Posted in Operations & IT Articles, Total Reads: 1192
, Published on 21 May 2013
Big Data is here. The analysts and research personnel have made it clear that mining machine generated data is essential to future success. Embracing new technologies and techniques along with providing a fast and reliable path to business adoption holds the key to an organisation’s attainment of goals. Adopting appropriate tools to capture and organize a wide variety of data types from different sources is the way to derive the real business value from Big data. This would enable an ease in analysis within the context of all the enterprise data.
Integration of Big Data capabilities with existing infrastructure and BI investments is the need of the hour. Aligning new operational and management capabilities with standard IT, building for enterprise scale and resilience, unifying the database and developing paradigms as we embrace Open Source are some short term and long term measures. Lastly, expanding the IT governance to include a Big Data centre of excellence to ensure business alignment, growing the skilled workforce, managing Open Source tools and technologies, sharing knowledge, establishing standards, and managing best practices need to be taken care of as well.
The term BIG DATA has created a buzz among the enterprises in recent years, but behind the hype there's a simple story. For years, companies have been making business decisions based on transactional data stored in databases. Beyond that critical data, however, is a potential huge chunk of non-traditional and weakly structured data: social media, email etc. that can be extracted for useful information. Reductions in the cost of storage and power have made it possible to collect this data -which would have been thrown away only a few years ago. As a result, the firms are looking to include non-traditional yet potentially very valuable data with their traditional enterprise data in their business intelligence analysis.

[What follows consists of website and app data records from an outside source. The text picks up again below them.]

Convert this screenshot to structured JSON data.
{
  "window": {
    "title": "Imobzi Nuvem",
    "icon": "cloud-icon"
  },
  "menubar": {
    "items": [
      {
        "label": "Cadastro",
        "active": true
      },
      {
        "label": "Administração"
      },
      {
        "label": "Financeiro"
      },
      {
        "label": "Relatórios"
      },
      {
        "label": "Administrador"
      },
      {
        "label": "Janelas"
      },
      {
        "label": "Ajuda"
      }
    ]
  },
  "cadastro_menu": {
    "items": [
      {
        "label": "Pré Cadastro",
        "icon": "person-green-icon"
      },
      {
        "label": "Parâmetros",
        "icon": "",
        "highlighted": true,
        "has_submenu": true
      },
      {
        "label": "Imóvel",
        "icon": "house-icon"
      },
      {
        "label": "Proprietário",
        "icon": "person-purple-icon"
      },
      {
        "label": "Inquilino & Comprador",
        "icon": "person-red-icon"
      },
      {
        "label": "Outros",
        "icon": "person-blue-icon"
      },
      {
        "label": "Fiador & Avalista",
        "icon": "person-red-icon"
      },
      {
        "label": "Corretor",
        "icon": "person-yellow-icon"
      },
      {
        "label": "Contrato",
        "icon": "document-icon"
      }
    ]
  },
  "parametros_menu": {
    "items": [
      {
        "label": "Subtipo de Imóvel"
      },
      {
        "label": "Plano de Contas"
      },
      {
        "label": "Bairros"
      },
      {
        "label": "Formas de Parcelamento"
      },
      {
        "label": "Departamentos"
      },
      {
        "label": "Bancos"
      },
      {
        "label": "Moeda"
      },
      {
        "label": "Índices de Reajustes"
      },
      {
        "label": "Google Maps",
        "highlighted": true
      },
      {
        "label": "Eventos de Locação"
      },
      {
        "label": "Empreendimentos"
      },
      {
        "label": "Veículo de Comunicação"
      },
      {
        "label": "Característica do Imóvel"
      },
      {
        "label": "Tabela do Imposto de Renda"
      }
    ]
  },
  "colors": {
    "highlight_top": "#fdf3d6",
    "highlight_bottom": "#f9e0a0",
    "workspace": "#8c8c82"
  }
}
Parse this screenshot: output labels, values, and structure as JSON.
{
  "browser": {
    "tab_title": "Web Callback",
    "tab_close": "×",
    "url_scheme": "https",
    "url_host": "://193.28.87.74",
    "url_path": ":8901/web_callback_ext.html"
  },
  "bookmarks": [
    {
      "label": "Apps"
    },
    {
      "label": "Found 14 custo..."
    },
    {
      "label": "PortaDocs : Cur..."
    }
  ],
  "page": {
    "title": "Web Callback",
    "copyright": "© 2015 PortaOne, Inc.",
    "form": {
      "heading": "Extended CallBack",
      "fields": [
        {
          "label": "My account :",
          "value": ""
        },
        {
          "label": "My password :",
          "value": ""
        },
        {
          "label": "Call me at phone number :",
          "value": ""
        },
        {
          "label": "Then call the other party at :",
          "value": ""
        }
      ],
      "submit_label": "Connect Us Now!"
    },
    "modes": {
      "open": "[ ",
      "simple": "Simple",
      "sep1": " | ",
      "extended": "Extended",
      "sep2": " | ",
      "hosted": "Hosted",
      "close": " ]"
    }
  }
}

The potential of data-driven decision-making is now being acknowledged broadly, and there is growing interest for the notion of Big Data. Factors like Heterogeneity, timeliness, scale and privacy problems with Big Data obstruct progress at all phases of the pipeline that can create value from data. Much data today is not in structured format; for example, tweets and blogs are unstructured pieces of text, while images and video are designed for storage and display, but not for functions like search: transforming such content into a structured format for later analysis is a major task. Big Data is changing the world, and it is opening up a world of possibilities for operational executives. New technologies and evolving analytics-based solutions are changing the nature of workforce management. With quantifiable metrics and an emphasis on the strategic impact of more productive employees, results can be drastically optimized. Suitable investment in Big Data will lead to a new surge of fundamental technological advances that will be embodied in the next generations of Big Data management and analysis systems
MEASURING BIG DATA:
THE BIG DATA ANALYSIS
Source: Big Data For the Future: Unlocking the Predictive Power of the Web, Staffan Truvé, PhD
BIG DATA AND THE FUTURE:
With terabytes of data per company and limited number of employees, data has now been one of the crucial factors of production alongside labour and capital. Thus, there occurs a need to tap the opportunity. Using big data would lead to value creation in several ways. First, big data can create significant value by making information transparent and functional at much higher frequency. Second, as firms store more transactional digital data, they can collect more reliable and accurate performance monitoring details on everything like product inventories to sick days, and therefore boost performance. Leading organisations analysing and collecting data to conduct controlled experiments to improve decision-making; while other firms are using data for basic low-frequency forecasting to high-frequency nowcasting to fine-tune their business knobs just in time. Third, big data would segment the customer base so narrowly which would help them serve better for their tailor made requirements. Fourth, detailed analytics can significantly improve decision-making. Finally, big data would be used for evolution and development of the next generation of products and services. Using big data would be one of the key bases for growth and competition among the firms, wherein the organisations would strive hard to capture the potential value. Growth in productivity and Consumer surplus are also anticipated to be the key consequences of using big data. Issues like privacy, security and intellectual property would have to be addressed while capturing the full potential of big data. Firms would not only have to adopt the appropriate technology and skilled workforce to use big data, but would also have to streamline their processes and structure their workflows to make the most of big data.